The Prison-to-College Pipeline course at the Central Mississippi Correctional Facility is the first for-credit college course offered in the history of that institution.

“This is historic!” says Dr. Pickett. “This means that in the history of incarceration in this state that these women will likely be the first to have the opportunity to receive college credit while being incarcerated.”

Response and participation in the program by the inmates has been gratifying, Pickett says. “It has been an absolute pleasure to teach (there) over the last few weeks…The women are really digging into the course and are loving it.”

One student penned a letter of thanks to the instructors soon after the course began. “I just wanted to write you to let you know how much it means to me personally and also how much I appreciate you for making this possible. I have been here 20 years and to get a college course like this…there are no words. From the bottom of my heart, thank you.”

Pickett says the caliber of scholarship displayed by these women is impressive. “They are students, they are scholars, they are teachers, and they are capable.”

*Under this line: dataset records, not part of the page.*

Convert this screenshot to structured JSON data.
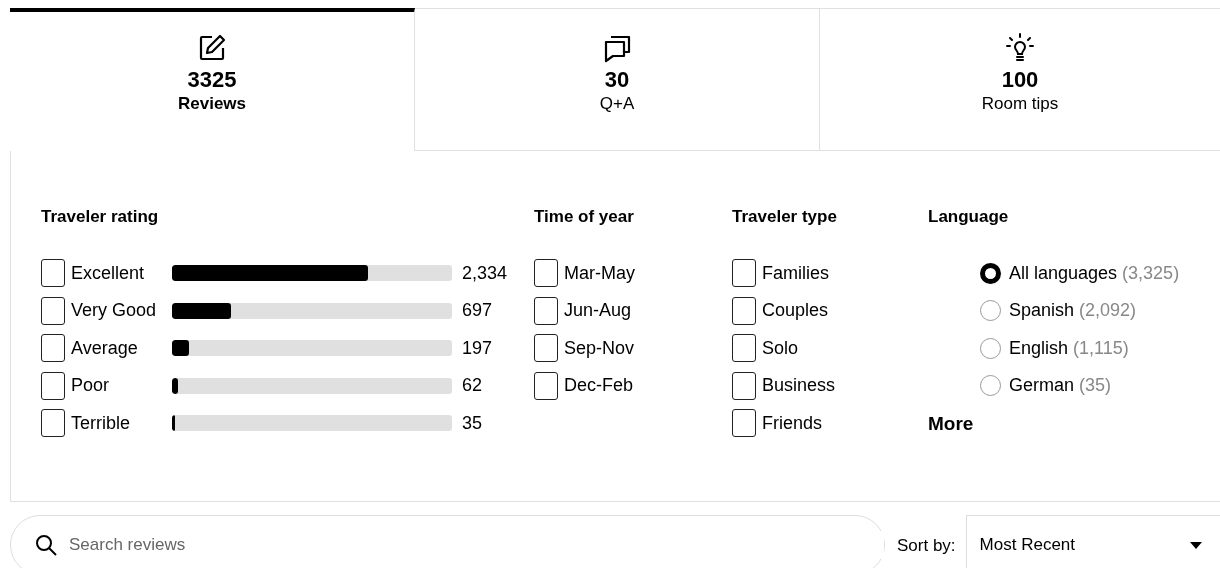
{
  "tabs": [
    {
      "count": "3325",
      "label": "Reviews",
      "kind": "edit",
      "selected": true
    },
    {
      "count": "30",
      "label": "Q+A",
      "kind": "chat",
      "selected": false
    },
    {
      "count": "100",
      "label": "Room tips",
      "kind": "bulb",
      "selected": false
    }
  ],
  "traveler_rating": {
    "title": "Traveler rating",
    "items": [
      {
        "label": "Excellent",
        "checked": false,
        "level": 0.7,
        "count": "2,334"
      },
      {
        "label": "Very Good",
        "checked": false,
        "level": 0.21,
        "count": "697"
      },
      {
        "label": "Average",
        "checked": false,
        "level": 0.06,
        "count": "197"
      },
      {
        "label": "Poor",
        "checked": false,
        "level": 0.02,
        "count": "62"
      },
      {
        "label": "Terrible",
        "checked": false,
        "level": 0.01,
        "count": "35"
      }
    ]
  },
  "time_of_year": {
    "title": "Time of year",
    "items": [
      {
        "label": "Mar-May",
        "checked": false
      },
      {
        "label": "Jun-Aug",
        "checked": false
      },
      {
        "label": "Sep-Nov",
        "checked": false
      },
      {
        "label": "Dec-Feb",
        "checked": false
      }
    ]
  },
  "traveler_type": {
    "title": "Traveler type",
    "items": [
      {
        "label": "Families",
        "checked": false
      },
      {
        "label": "Couples",
        "checked": false
      },
      {
        "label": "Solo",
        "checked": false
      },
      {
        "label": "Business",
        "checked": false
      },
      {
        "label": "Friends",
        "checked": false
      }
    ]
  },
  "language": {
    "title": "Language",
    "items": [
      {
        "label": "All languages",
        "count": "(3,325)",
        "selected": true
      },
      {
        "label": "Spanish",
        "count": "(2,092)",
        "selected": false
      },
      {
        "label": "English",
        "count": "(1,115)",
        "selected": false
      },
      {
        "label": "German",
        "count": "(35)",
        "selected": false
      }
    ],
    "more": "More"
  },
  "search": {
    "placeholder": "Search reviews"
  },
  "sort": {
    "label": "Sort by:",
    "value": "Most Recent"
  }
}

Through its prison education initiative, the Mississippi Humanities Council supports the Prison-to-College Pipeline in addition to the “Mississippi Prison Writes” program.